Katharine’s friend and physician, Greenmount communist Dr Alexander Jolly, was summoned to her house when she had a stroke late on 2 October 1969. He couldn’t save her and she died not long before her son, Ric, arrived from the airport for a visit. If she had any last words, it was Jolly who heard them.
Katharine used to credit Jolly with keeping her alive through her seventies and eighties when she had been expected to die from her bad heart and high blood pressure.

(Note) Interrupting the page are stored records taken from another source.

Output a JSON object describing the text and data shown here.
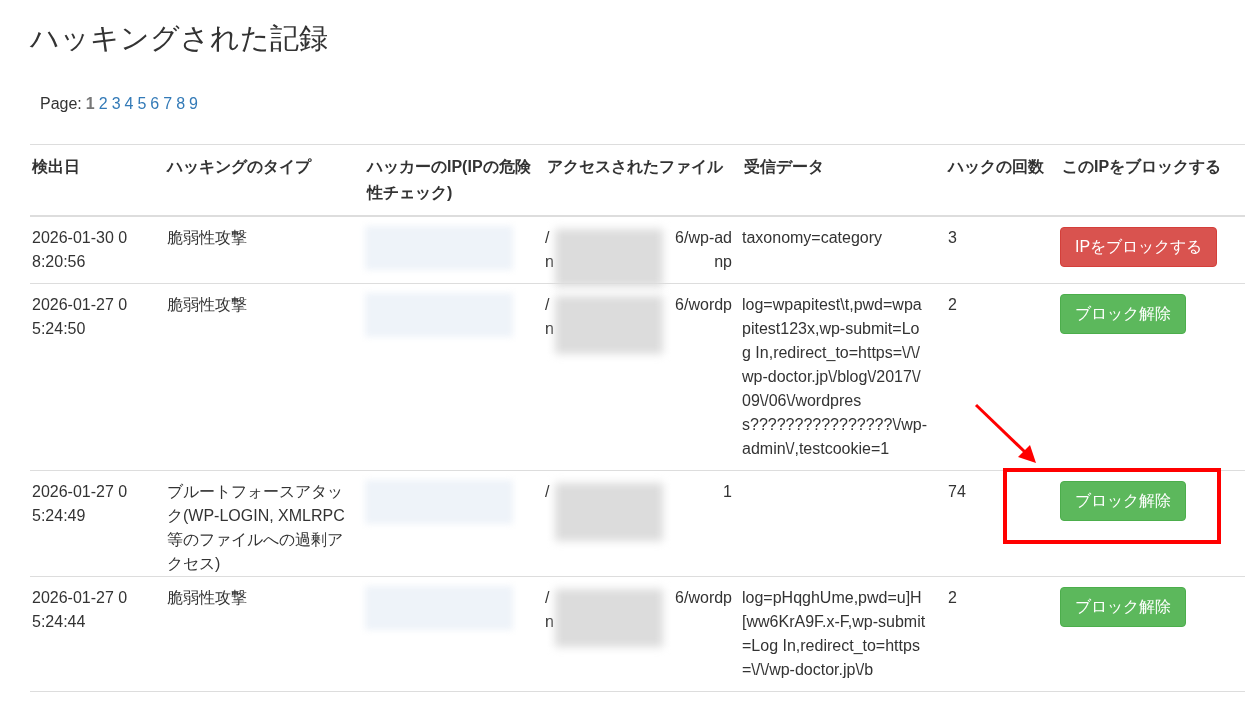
{
  "title": "ハッキングされた記録",
  "pagination": {
    "label": "Page:",
    "pages": [
      {
        "label": "1",
        "selected": true
      },
      {
        "label": "2",
        "selected": false
      },
      {
        "label": "3",
        "selected": false
      },
      {
        "label": "4",
        "selected": false
      },
      {
        "label": "5",
        "selected": false
      },
      {
        "label": "6",
        "selected": false
      },
      {
        "label": "7",
        "selected": false
      },
      {
        "label": "8",
        "selected": false
      },
      {
        "label": "9",
        "selected": false
      }
    ]
  },
  "table": {
    "columns": [
      "検出日",
      "ハッキングのタイプ",
      "ハッカーのIP(IPの危険性チェック)",
      "アクセスされたファイル",
      "受信データ",
      "ハックの回数",
      "このIPをブロックする"
    ],
    "rows": [
      {
        "date": "2026-01-30 08:20:56",
        "type": "脆弱性攻撃",
        "file_lines": [
          {
            "start": "/",
            "end": "6/wp-ad"
          },
          {
            "start": "n",
            "end": "np"
          }
        ],
        "data": "taxonomy=category",
        "count": "3",
        "action": {
          "kind": "block",
          "label": "IPをブロックする"
        },
        "highlighted": false
      },
      {
        "date": "2026-01-27 05:24:50",
        "type": "脆弱性攻撃",
        "file_lines": [
          {
            "start": "/",
            "end": "6/wordp"
          },
          {
            "start": "n"
          }
        ],
        "data": "log=wpapitest\\t,pwd=wpapitest123x,wp-submit=Log In,redirect_to=https=\\/\\/wp-doctor.jp\\/blog\\/2017\\/09\\/06\\/wordpress????????????????\\/wp-admin\\/,testcookie=1",
        "count": "2",
        "action": {
          "kind": "unblock",
          "label": "ブロック解除"
        },
        "highlighted": false
      },
      {
        "date": "2026-01-27 05:24:49",
        "type": "ブルートフォースアタック(WP-LOGIN, XMLRPC等のファイルへの過剰アクセス)",
        "file_lines": [
          {
            "start": "/",
            "end": "1"
          }
        ],
        "count": "74",
        "action": {
          "kind": "unblock",
          "label": "ブロック解除"
        },
        "highlighted": true
      },
      {
        "date": "2026-01-27 05:24:44",
        "type": "脆弱性攻撃",
        "file_lines": [
          {
            "start": "/",
            "end": "6/wordp"
          },
          {
            "start": "n"
          }
        ],
        "data": "log=pHqghUme,pwd=u]H[ww6KrA9F.x-F,wp-submit=Log In,redirect_to=https=\\/\\/wp-doctor.jp\\/b",
        "count": "2",
        "action": {
          "kind": "unblock",
          "label": "ブロック解除"
        },
        "highlighted": false
      }
    ]
  }
}
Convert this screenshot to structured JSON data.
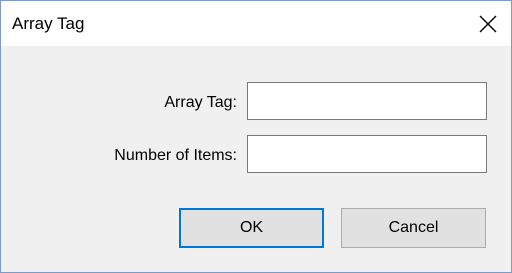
{
  "window": {
    "title": "Array Tag",
    "close_icon": "close-icon"
  },
  "form": {
    "array_tag_label": "Array Tag:",
    "array_tag_value": "",
    "number_of_items_label": "Number of Items:",
    "number_of_items_value": ""
  },
  "buttons": {
    "ok_label": "OK",
    "cancel_label": "Cancel"
  },
  "colors": {
    "border": "#7a9cc7",
    "default_button_accent": "#0078d7",
    "dialog_background": "#f0f0f0"
  }
}
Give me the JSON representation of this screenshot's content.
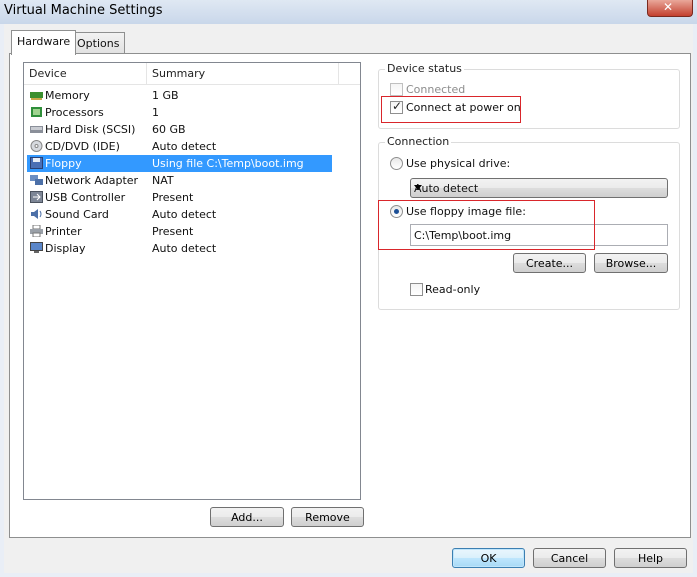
{
  "window": {
    "title": "Virtual Machine Settings"
  },
  "tabs": [
    {
      "label": "Hardware"
    },
    {
      "label": "Options"
    }
  ],
  "device_list": {
    "columns": [
      "Device",
      "Summary"
    ],
    "rows": [
      {
        "icon": "memory-icon",
        "device": "Memory",
        "summary": "1 GB"
      },
      {
        "icon": "processor-icon",
        "device": "Processors",
        "summary": "1"
      },
      {
        "icon": "hard-disk-icon",
        "device": "Hard Disk (SCSI)",
        "summary": "60 GB"
      },
      {
        "icon": "cd-dvd-icon",
        "device": "CD/DVD (IDE)",
        "summary": "Auto detect"
      },
      {
        "icon": "floppy-icon",
        "device": "Floppy",
        "summary": "Using file C:\\Temp\\boot.img",
        "selected": true
      },
      {
        "icon": "network-icon",
        "device": "Network Adapter",
        "summary": "NAT"
      },
      {
        "icon": "usb-icon",
        "device": "USB Controller",
        "summary": "Present"
      },
      {
        "icon": "sound-icon",
        "device": "Sound Card",
        "summary": "Auto detect"
      },
      {
        "icon": "printer-icon",
        "device": "Printer",
        "summary": "Present"
      },
      {
        "icon": "display-icon",
        "device": "Display",
        "summary": "Auto detect"
      }
    ]
  },
  "list_buttons": {
    "add": "Add...",
    "remove": "Remove"
  },
  "device_status": {
    "title": "Device status",
    "connected_label": "Connected",
    "connected_checked": false,
    "connected_enabled": false,
    "connect_power_on_label": "Connect at power on",
    "connect_power_on_checked": true
  },
  "connection": {
    "title": "Connection",
    "physical_label": "Use physical drive:",
    "physical_selected": false,
    "drive_select_value": "Auto detect",
    "image_label": "Use floppy image file:",
    "image_selected": true,
    "image_path": "C:\\Temp\\boot.img",
    "create_label": "Create...",
    "browse_label": "Browse...",
    "readonly_label": "Read-only",
    "readonly_checked": false
  },
  "footer": {
    "ok": "OK",
    "cancel": "Cancel",
    "help": "Help"
  },
  "colors": {
    "selection": "#3399ff",
    "highlight_box": "#d9262b"
  }
}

At the pivotal 1949 federal election, Jolly stood as the Communist Party candidate for the seat of Swan. Although he was a Midland councillor, the council forbade him as a communist candidate from hiring the town hall. So he held the rally outside his house on the Great Eastern Highway. Anti-communist protestors came to disrupt the meeting, singing ‘Waltzing Matilda’ in unison as loudly as they could. Katharine was the celebrity guest, declaring ‘In this most critical period of Australian history, is up to all of us to use our courage and common sense to fight the gang of millionaires, warmongers, unscrupulous politicians, and their henchmen.’